Although most people think of the desert when they hear about a super bloom, this year the flowers in our coastal areas are blooming superbly as well. Most of you have probably read about the hordes of people, and the traffic congestion, in the Lake Elsinore area when people were trying to see the masses of wildflowers blooming in places like Walker Canyon. The positive aspect of a super bloom is that it draws everyone’s attention to our native plants. The fact that our native ecosystems can produce a display that takes so many people outside to appreciate nature is awesome. However, if you are going out to see wildflowers at any time, please remember to stay on designated trails; avoid walking, sitting or lying on the plants; leave the flowers where they are (no picking them); and pack out all garbage.
As I write this, the desert wildflowers are fading, but local wildflowers should continue to bloom for a while, since the climate on this side of the mountains is more moderate than that of the desert. If we are lucky with the weather, local wildflowers may continue blooming into June or later. The species that are blooming will change over time according to each species’ life history.
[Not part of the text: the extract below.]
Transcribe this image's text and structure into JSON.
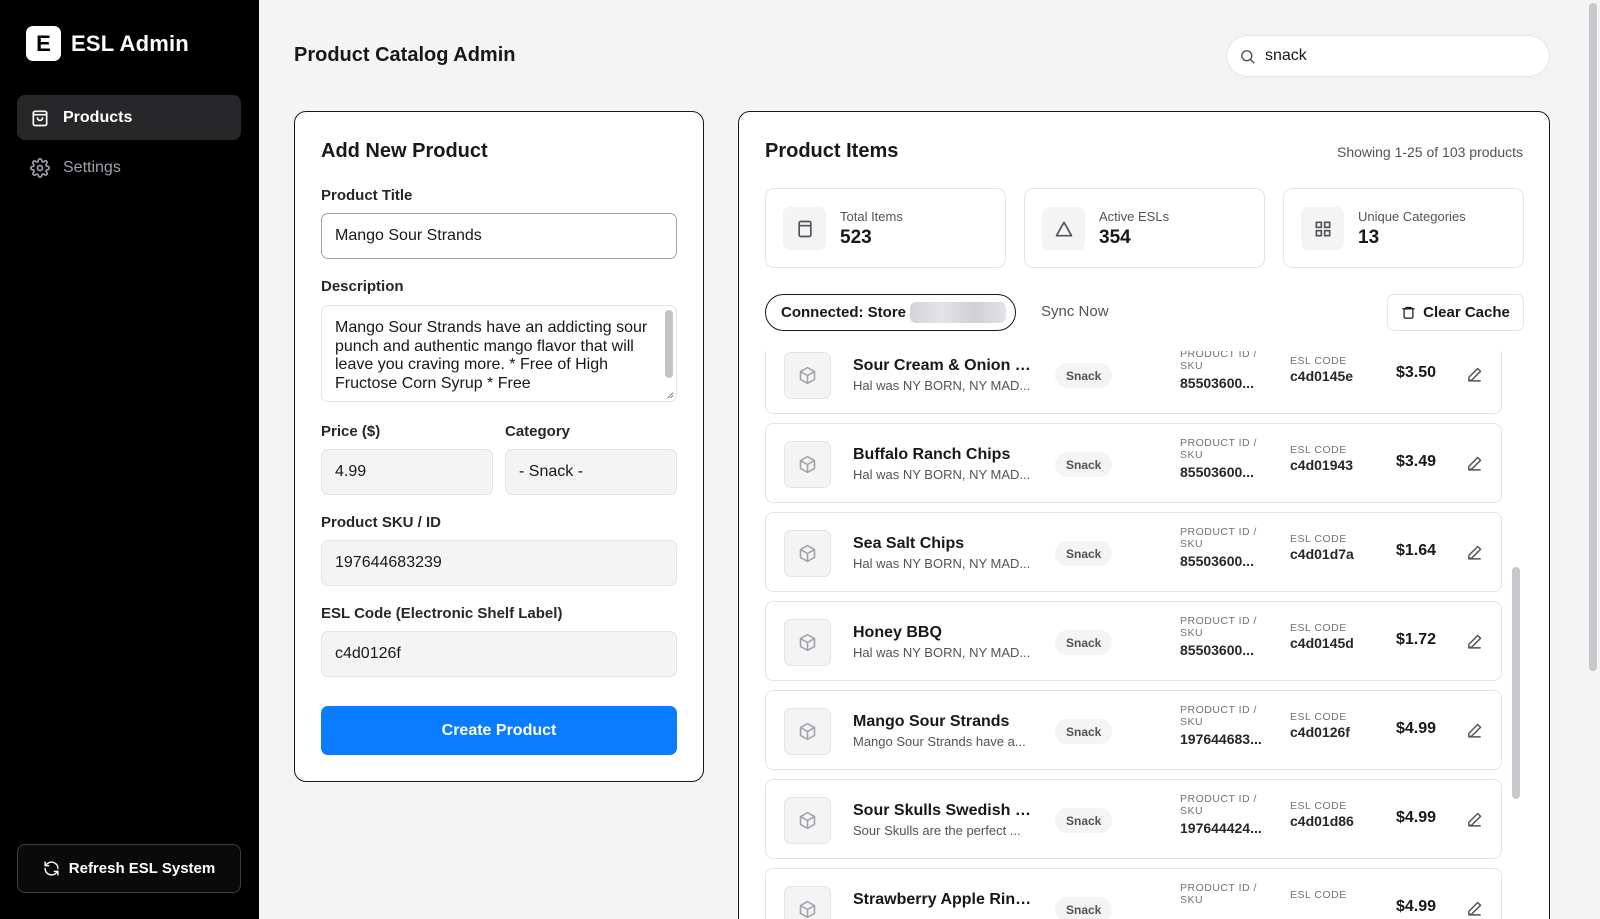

If you want to grow some of the annual wildflowers we have been seeing this spring, you can buy seeds at the CNPS San Diego Chapter (CNPS-SD) website. CNPS-SD offers small quantities of seeds for over 100 species of Southern California native plants for gardeners (not intended for restoration). The site also lists some interesting articles on seeds and germination.
You can see details about these wildflowers in the CNPS-SD seed and bulb inventory on Calscape. If you wish, the Calscape Advanced Search Tool will allow you to narrow down the kind of plants you want (sun, water, pollinator, color, size, etc.) When using Advanced Search, under Nurseries, select the CNPS-SD nursery: “CNPS San Diego and Imperial Chapter - Seed and Bulb Sales,” to see what CNPS offers. If you have any questions, please email firstname.lastname@example.org.
Bobbie Stephenson is a local botanist, and the newsletter editor and a board member of the California Native Plant Society San Diego Chapter.